The salary figures notwithstanding, the Brooklyn Nets will not enter 2014-15 with the same expectations as the previous season.
Few players shied away from those lofty predictions a year ago, but a new cast of characters has tempered the enthusiasm somewhat. Despite losing several key contributors, the Nets could be sneaky good.
There are the favorites like Cleveland, Chicago, and even Washington. If any expert has the Nets finishing in the playoffs, it is in the final few spots. Maybe that’s for the best.
“It’s good. I think that’s good,” Deron Williams of the expectations. “We’re flying under the radar. We’ve got a lot of work to do. When you get between the lines, anything can happen. So it’s our job to get better, gel as a team over training camp an the first month and be ready to go in November.”
The Nets maintain far more talent than many realize. After years of dealing with troublesome ankles, Williams finally underwent surgery — on both ankles, no less — to correct the problem. The team also expects center Brook Lopez to return healthy after undergoing yet another foot procedure last season.
They lost Paul Pierce, Shaun Livingston, Marcus Thornton, and Andray Blatche, but the Nets retain Joe Johnson.
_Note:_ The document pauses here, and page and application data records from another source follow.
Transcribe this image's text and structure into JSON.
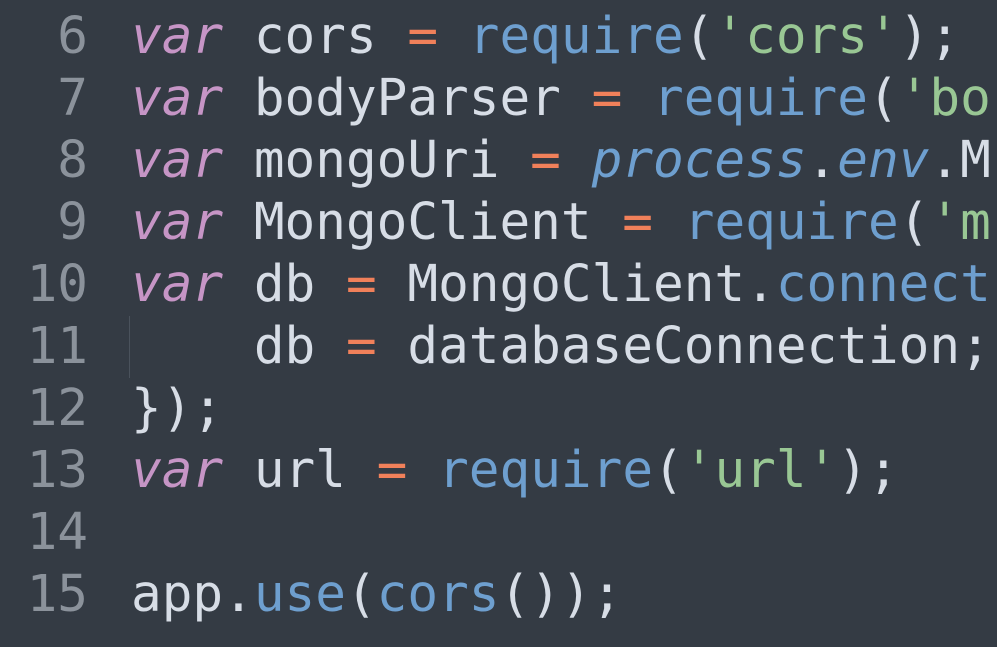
{
  "colors": {
    "background": "#343b44",
    "line_number": "#8b929b",
    "text": "#d7dde6",
    "keyword": "#c695c6",
    "operator": "#f0805a",
    "function": "#6e9fcf",
    "string": "#99c794"
  },
  "editor": {
    "lines": [
      {
        "number": "6",
        "tokens": [
          {
            "text": "var",
            "type": "keyword"
          },
          {
            "text": " cors ",
            "type": "text"
          },
          {
            "text": "=",
            "type": "operator"
          },
          {
            "text": " ",
            "type": "text"
          },
          {
            "text": "require",
            "type": "function"
          },
          {
            "text": "(",
            "type": "text"
          },
          {
            "text": "'cors'",
            "type": "string"
          },
          {
            "text": ");",
            "type": "text"
          }
        ]
      },
      {
        "number": "7",
        "tokens": [
          {
            "text": "var",
            "type": "keyword"
          },
          {
            "text": " bodyParser ",
            "type": "text"
          },
          {
            "text": "=",
            "type": "operator"
          },
          {
            "text": " ",
            "type": "text"
          },
          {
            "text": "require",
            "type": "function"
          },
          {
            "text": "(",
            "type": "text"
          },
          {
            "text": "'bo",
            "type": "string"
          }
        ]
      },
      {
        "number": "8",
        "tokens": [
          {
            "text": "var",
            "type": "keyword"
          },
          {
            "text": " mongoUri ",
            "type": "text"
          },
          {
            "text": "=",
            "type": "operator"
          },
          {
            "text": " ",
            "type": "text"
          },
          {
            "text": "process",
            "type": "function",
            "italic": true
          },
          {
            "text": ".",
            "type": "text"
          },
          {
            "text": "env",
            "type": "function",
            "italic": true
          },
          {
            "text": ".M",
            "type": "text"
          }
        ]
      },
      {
        "number": "9",
        "tokens": [
          {
            "text": "var",
            "type": "keyword"
          },
          {
            "text": " MongoClient ",
            "type": "text"
          },
          {
            "text": "=",
            "type": "operator"
          },
          {
            "text": " ",
            "type": "text"
          },
          {
            "text": "require",
            "type": "function"
          },
          {
            "text": "(",
            "type": "text"
          },
          {
            "text": "'m",
            "type": "string"
          }
        ]
      },
      {
        "number": "10",
        "tokens": [
          {
            "text": "var",
            "type": "keyword"
          },
          {
            "text": " db ",
            "type": "text"
          },
          {
            "text": "=",
            "type": "operator"
          },
          {
            "text": " MongoClient.",
            "type": "text"
          },
          {
            "text": "connect",
            "type": "function"
          }
        ]
      },
      {
        "number": "11",
        "indent_guide": true,
        "tokens": [
          {
            "text": "    db ",
            "type": "text"
          },
          {
            "text": "=",
            "type": "operator"
          },
          {
            "text": " databaseConnection;",
            "type": "text"
          }
        ]
      },
      {
        "number": "12",
        "tokens": [
          {
            "text": "});",
            "type": "text"
          }
        ]
      },
      {
        "number": "13",
        "tokens": [
          {
            "text": "var",
            "type": "keyword"
          },
          {
            "text": " url ",
            "type": "text"
          },
          {
            "text": "=",
            "type": "operator"
          },
          {
            "text": " ",
            "type": "text"
          },
          {
            "text": "require",
            "type": "function"
          },
          {
            "text": "(",
            "type": "text"
          },
          {
            "text": "'url'",
            "type": "string"
          },
          {
            "text": ");",
            "type": "text"
          }
        ]
      },
      {
        "number": "14",
        "tokens": []
      },
      {
        "number": "15",
        "tokens": [
          {
            "text": "app.",
            "type": "text"
          },
          {
            "text": "use",
            "type": "function"
          },
          {
            "text": "(",
            "type": "text"
          },
          {
            "text": "cors",
            "type": "function"
          },
          {
            "text": "());",
            "type": "text"
          }
        ]
      }
    ]
  }
}
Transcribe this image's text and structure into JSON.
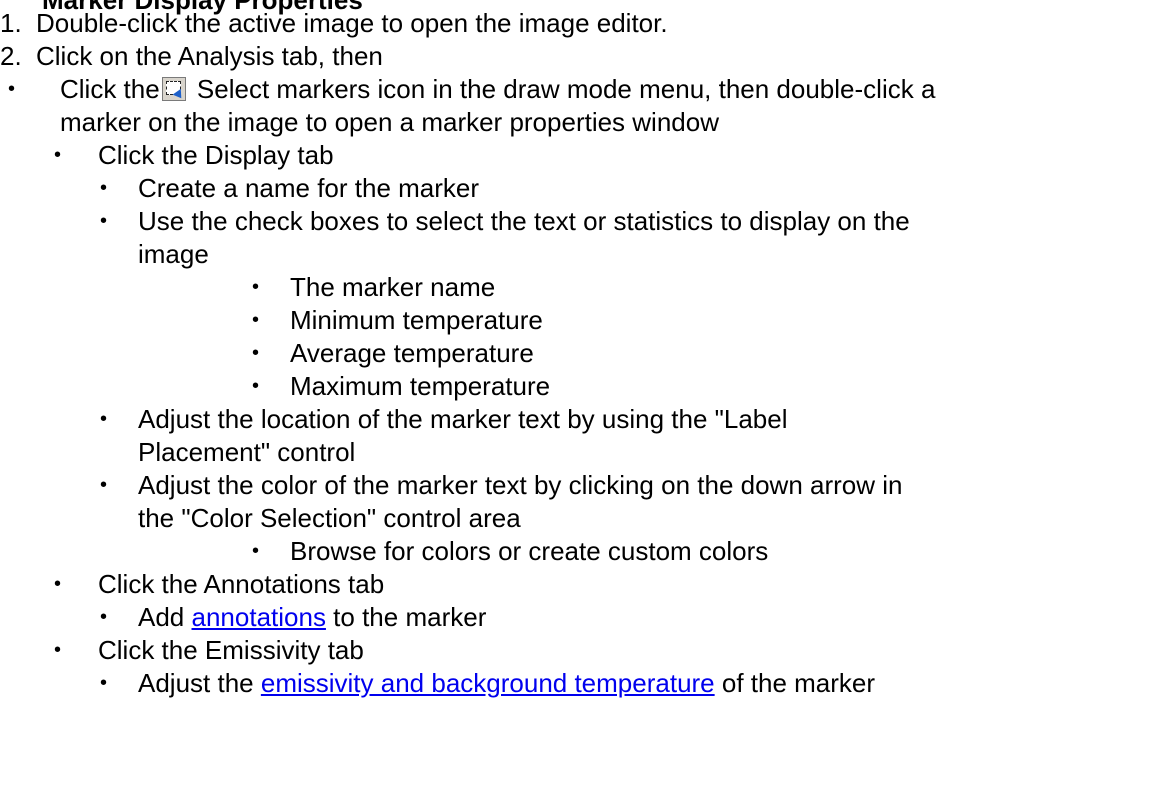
{
  "heading_fragment": "Marker Display Properties",
  "steps": [
    {
      "number": "1.",
      "text": "Double-click the active image to open the image editor."
    },
    {
      "number": "2.",
      "text": "Click on the Analysis tab, then"
    }
  ],
  "bullet_glyph": "•",
  "select_markers": {
    "prefix": "Click the",
    "icon": "select-markers-icon",
    "line1": " Select markers icon in the draw mode menu, then double-click a",
    "line2": "marker on the image to open a marker properties window"
  },
  "display_tab": {
    "label": "Click the Display tab",
    "items": {
      "create_name": "Create a name for the marker",
      "check_boxes_line1": "Use the check boxes to select the text or statistics to display on the",
      "check_boxes_line2": "image",
      "stats": [
        "The marker name",
        "Minimum temperature",
        "Average temperature",
        "Maximum temperature"
      ],
      "placement_line1": "Adjust the location of the marker text by using the \"Label",
      "placement_line2": "Placement\" control",
      "color_line1": "Adjust the color of the marker text by clicking on the down arrow in",
      "color_line2": "the \"Color Selection\" control area",
      "color_sub": "Browse for colors or create custom colors"
    }
  },
  "annotations_tab": {
    "label": "Click the Annotations tab",
    "item_prefix": "Add ",
    "item_link": "annotations",
    "item_suffix": " to the marker"
  },
  "emissivity_tab": {
    "label": "Click the Emissivity tab",
    "item_prefix": "Adjust the ",
    "item_link": "emissivity and background temperature",
    "item_suffix": " of the marker"
  },
  "colors": {
    "text": "#000000",
    "link": "#0000ee",
    "background": "#ffffff"
  }
}
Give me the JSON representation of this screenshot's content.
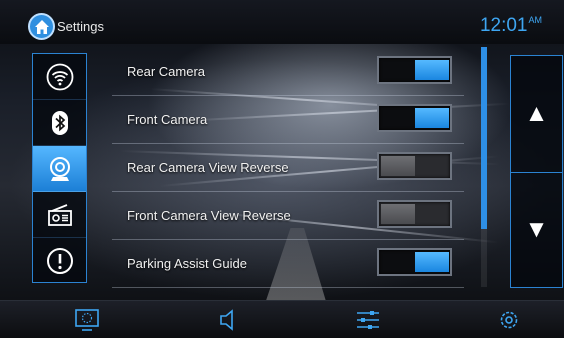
{
  "header": {
    "title": "Settings",
    "clock_time": "12:01",
    "clock_ampm": "AM"
  },
  "sidebar": {
    "items": [
      {
        "icon": "wifi-icon",
        "active": false
      },
      {
        "icon": "bluetooth-icon",
        "active": false
      },
      {
        "icon": "camera-icon",
        "active": true
      },
      {
        "icon": "radio-icon",
        "active": false
      },
      {
        "icon": "info-alert-icon",
        "active": false
      }
    ]
  },
  "settings": {
    "rows": [
      {
        "label": "Rear Camera",
        "enabled": true
      },
      {
        "label": "Front Camera",
        "enabled": true
      },
      {
        "label": "Rear Camera View Reverse",
        "enabled": false
      },
      {
        "label": "Front Camera View Reverse",
        "enabled": false
      },
      {
        "label": "Parking Assist Guide",
        "enabled": true
      }
    ],
    "scroll_position": 0.0,
    "scroll_visible_fraction": 0.76
  },
  "scroll_buttons": {
    "up_glyph": "▲",
    "down_glyph": "▼"
  },
  "bottom_bar": {
    "items": [
      "screen-icon",
      "speaker-icon",
      "equalizer-icon",
      "settings-gear-icon"
    ]
  },
  "colors": {
    "accent": "#2e8fe6",
    "toggle_on": "#1a86e0",
    "toggle_off": "#5a5b5f",
    "clock": "#3ea6f2"
  }
}
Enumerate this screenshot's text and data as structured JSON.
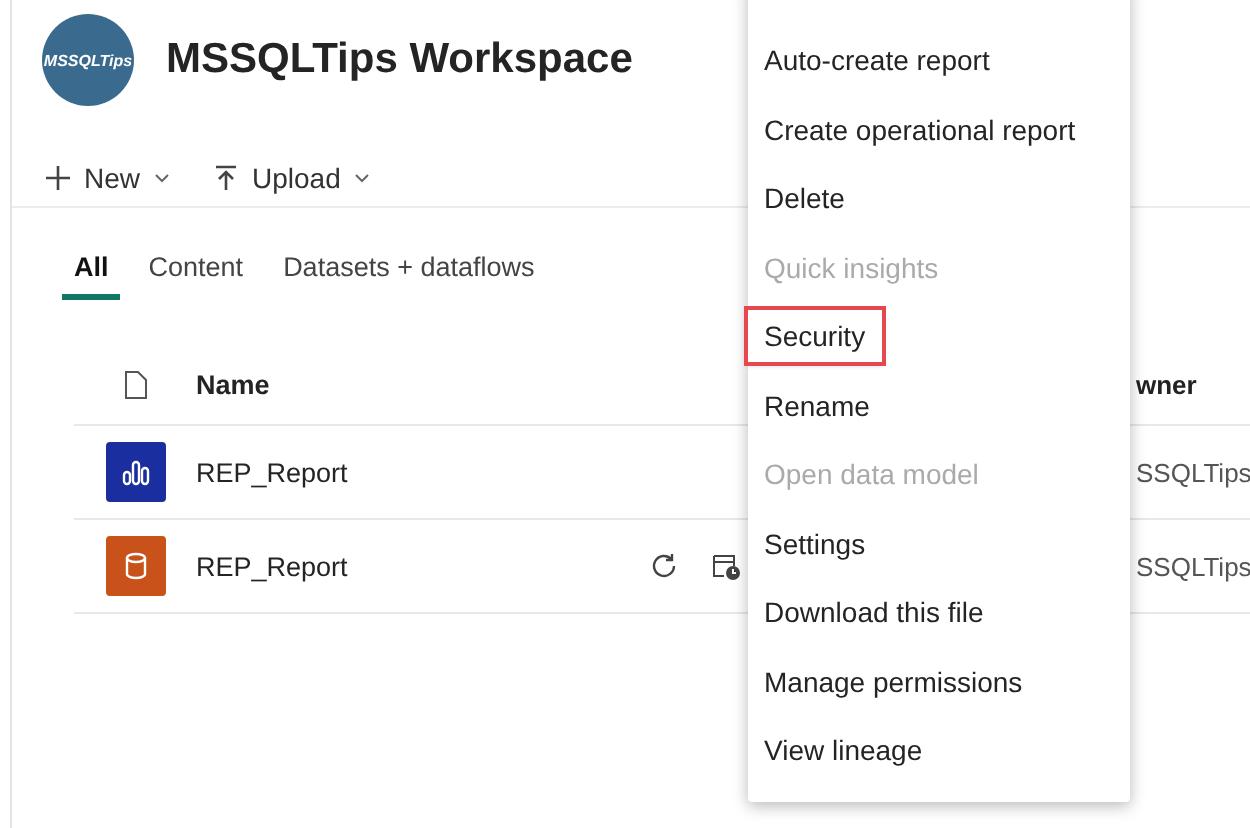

Their lone All-Star, Johnson averaged 15.8 ppg but upped the ante in the postseason with 21.2 ppg. His numbers aside, the Nets rode Johnson like a Triple Crown thoroughbred in the playoffs. He answered the challenge.
Most surprisingly, Brooklyn lost prodigal son Jason Kidd to the Milwaukee Bucks. The team’s off-court upheaval has clouded the perception of the on-court talent.
“We’ve got to step up, myself included, especially leadership-wise,” Williams said. “I think having myself healthy and having Brook healthy, that makes up for a lot. I think that’s what people don’t really understand.”
For arguably the first time, Williams will enter a Nets training camp completely healthy. That changes the “landscape” just as much as adding Lopez. The emergence of Mason Plumlee and the addition of Bojan Bogdanovic can only help.
“Health is the No. 1 issue for this team going in with Brook, KG and Deron,” Hollins said. “If they are healthy and we can create continuity and a foundation of a group playing together, then I think things will fall into place.”
Like last year, health will ultimately dictate the Nets’ success. But with only a few clear Eastern Conference standouts, the Nets can certainly vault into the upper half of that playoff picture.